Paul G. Seybold, Ph.D.

Professor of Physical Chemistry
Chemistry
219A Oelman Hall
(937) 775-2407
paul.seybold@wright.edu

Academic Background:

  • B. Engineering Physics with distinction - Cornell University (1960).
  • Ph.D., Biophysics - Harvard University (1968).  Thesis:  "Radiationless Transitions and Fluorescence Yields."  Directed by Professor Martin Gouterman (Chemistry Department, Harvard University).
  • Postdoctoral - Quantum Chemistry Group, University of Uppsala, Uppsala, Sweden (1967-1969), with Professor Per-Olov Löwden (Uppsala) and Professor Inga Fischer-Hjalmars (Theoretical Physics Institute, Stockholm).
  • Postdoctoral - Biochemistry Division, University of Illinois, Urbana (1969-1970), with Professor Gregorio Weber.
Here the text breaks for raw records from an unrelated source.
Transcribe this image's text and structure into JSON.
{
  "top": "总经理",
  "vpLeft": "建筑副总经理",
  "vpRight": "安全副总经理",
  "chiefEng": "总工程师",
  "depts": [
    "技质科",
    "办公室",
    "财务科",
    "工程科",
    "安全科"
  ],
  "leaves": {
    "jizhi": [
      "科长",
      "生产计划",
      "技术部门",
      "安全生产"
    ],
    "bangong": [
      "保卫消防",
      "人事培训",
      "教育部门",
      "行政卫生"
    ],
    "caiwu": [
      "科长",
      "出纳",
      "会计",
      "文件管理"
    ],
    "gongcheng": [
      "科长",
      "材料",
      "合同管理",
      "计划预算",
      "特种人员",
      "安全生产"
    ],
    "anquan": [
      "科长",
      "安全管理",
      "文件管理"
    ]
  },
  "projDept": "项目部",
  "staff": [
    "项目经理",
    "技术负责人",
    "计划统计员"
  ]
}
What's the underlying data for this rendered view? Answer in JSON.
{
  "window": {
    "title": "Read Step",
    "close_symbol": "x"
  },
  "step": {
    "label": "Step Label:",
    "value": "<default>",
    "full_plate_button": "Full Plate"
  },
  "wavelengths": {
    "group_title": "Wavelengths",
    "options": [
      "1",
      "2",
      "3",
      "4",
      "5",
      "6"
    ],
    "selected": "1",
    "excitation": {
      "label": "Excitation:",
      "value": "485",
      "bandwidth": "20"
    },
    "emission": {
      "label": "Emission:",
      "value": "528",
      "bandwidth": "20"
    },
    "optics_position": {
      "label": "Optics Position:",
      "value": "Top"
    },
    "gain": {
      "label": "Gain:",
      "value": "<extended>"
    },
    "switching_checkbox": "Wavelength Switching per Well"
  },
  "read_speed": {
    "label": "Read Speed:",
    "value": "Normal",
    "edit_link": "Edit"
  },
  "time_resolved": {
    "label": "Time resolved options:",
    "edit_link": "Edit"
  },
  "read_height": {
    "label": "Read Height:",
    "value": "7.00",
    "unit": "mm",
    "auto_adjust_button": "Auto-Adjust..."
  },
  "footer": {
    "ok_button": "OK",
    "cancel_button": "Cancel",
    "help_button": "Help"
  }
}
Present Position:

  • Professor - Departments of Chemistry and Biological Chemistry, Wright State University, Dayton, Ohio  (1980-Present), Chair of the Chemistry Department (1999-2004).
  • Other Positions:  Visiting Scientist, Monell Chemical Senses Center, University of Pennsylvania (Spring, 1973); Visiting Professor, Institute of Theoretical Physics, Stockholm University (1978-79); Visiting Scientist, Chemistry Department, University of Washington (Summer, 1981); Visiting Scholar, Quantum Theory Project, University of Florida (Winter, 1986); Visiting Scholar, Chemistry Department, University of California at San Diego (1986-87); Visiting Fellow, Center for the Study of Biological Complexity, Virginia Commonwealth University (Fall, 2004), Visiting Scholar, Chemistry Department, University of California, San Diego (Winter, 2005).; External Fellow, , Center for the Study of Biological Complexity, Virginia Commonwealth University (2004-present)
Research: 

Developing probabilistic stochastic cellular automata models that simulate the evolution of a variety of complex physical and chemical systems, using computer-based methods to find relationships between the structures of molecules and their physical, chemical, and biological properties.